When it comes to maritime Europe, it seems the Mediterranean Sea gets most of the attention – its warm water and golden beaches attracting tourists, while its geography has made it an important trade route since ancient civilisations emerged on its shores.
In comparison, the Baltic Sea in the north of Europe can often be a bit overlooked.
Too cold for swimming much of the year (except for people braver than me) and without the beautiful sun-soaked islands, the Baltic Sea doesn’t have nearly the number of holidays resorts as the Med.
And, without a thoroughfare like the Suez Canal, and bordering just a handful of countries, it can’t really compete economically with the heavy traffic that moves through Europe’s southern sea.
But, this wasn’t always the case. The Baltic Sea was once one of the most commercially significant waterways in Europe. And, as I’ve travelled more around its coast, I’ve come to appreciate the treasures that have remained from that time.
Sure, there may not be many beaches, islands, or sun-filled resorts – but the Baltic Coast has some of the most beautiful historic cities in Europe.
Founded in the 13th century, the medieval city of Wismar was built around a harbour basin that made it a convenient place for ships to stop along the trading routes of northern Europe.

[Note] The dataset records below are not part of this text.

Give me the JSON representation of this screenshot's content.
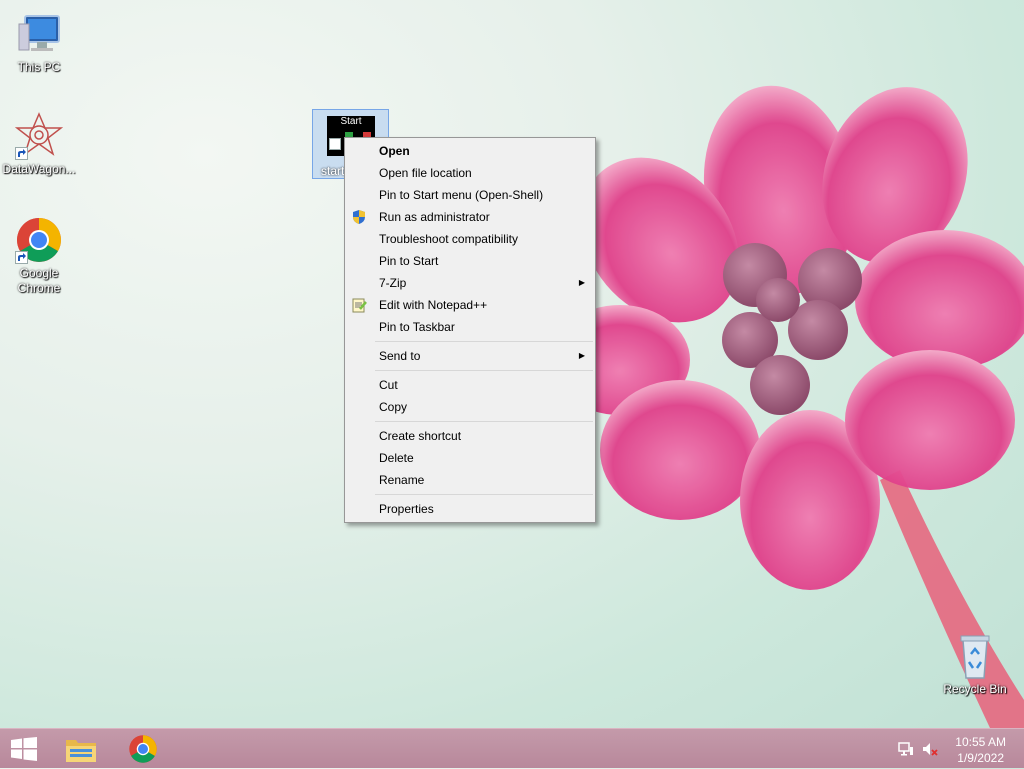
{
  "desktop": {
    "icons": [
      {
        "label": "This PC"
      },
      {
        "label": "DataWagon..."
      },
      {
        "label": "Google Chrome"
      },
      {
        "label": "start"
      },
      {
        "label": "Recycle Bin"
      }
    ],
    "selected_thumb_text": "Start"
  },
  "context_menu": {
    "items": [
      {
        "label": "Open",
        "icon": "",
        "bold": true
      },
      {
        "label": "Open file location"
      },
      {
        "label": "Pin to Start menu (Open-Shell)"
      },
      {
        "label": "Run as administrator",
        "icon": "uac-shield-icon"
      },
      {
        "label": "Troubleshoot compatibility"
      },
      {
        "label": "Pin to Start"
      },
      {
        "label": "7-Zip",
        "submenu": true
      },
      {
        "label": "Edit with Notepad++",
        "icon": "notepad-plus-plus-icon"
      },
      {
        "label": "Pin to Taskbar"
      },
      {
        "label": "Send to",
        "submenu": true
      },
      {
        "label": "Cut"
      },
      {
        "label": "Copy"
      },
      {
        "label": "Create shortcut"
      },
      {
        "label": "Delete"
      },
      {
        "label": "Rename"
      },
      {
        "label": "Properties"
      }
    ],
    "submenu_arrow": "▶"
  },
  "taskbar": {
    "start_icon": "windows-logo-icon",
    "pinned": [
      "file-explorer-icon",
      "chrome-icon"
    ],
    "clock_time": "10:55 AM",
    "clock_date": "1/9/2022"
  },
  "colors": {
    "taskbar": "#bb8c9e",
    "menu_bg": "#f0f0f0",
    "flower": "#e0408a"
  }
}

But even more than that, Wismar had what was considered to be the best harbour on the southern shore of the Baltic Sea, making it particularly popular for traders. And that meant that lots of people wanted to live here to make the most of all the business.
Within a century of being founded, Wismar was an important intermediary in products like wool, wax, fur, and salt. In particular it played a big role in the herring industry (perhaps no surprise when you see the cuisine of the region). And it was also a big exporter of its own product – beer.
Many of the things to do in Wismar still relate to this time, when it was at the apex of its power and wealth.
The people of the city had a huge amount of independence – from any external ruler, but also in terms of individual civil liberties. And the pride they felt from this is reflected in grand buildings like the town hall, city gates, and fortifications.
Money was also spent on a series of lavish churches…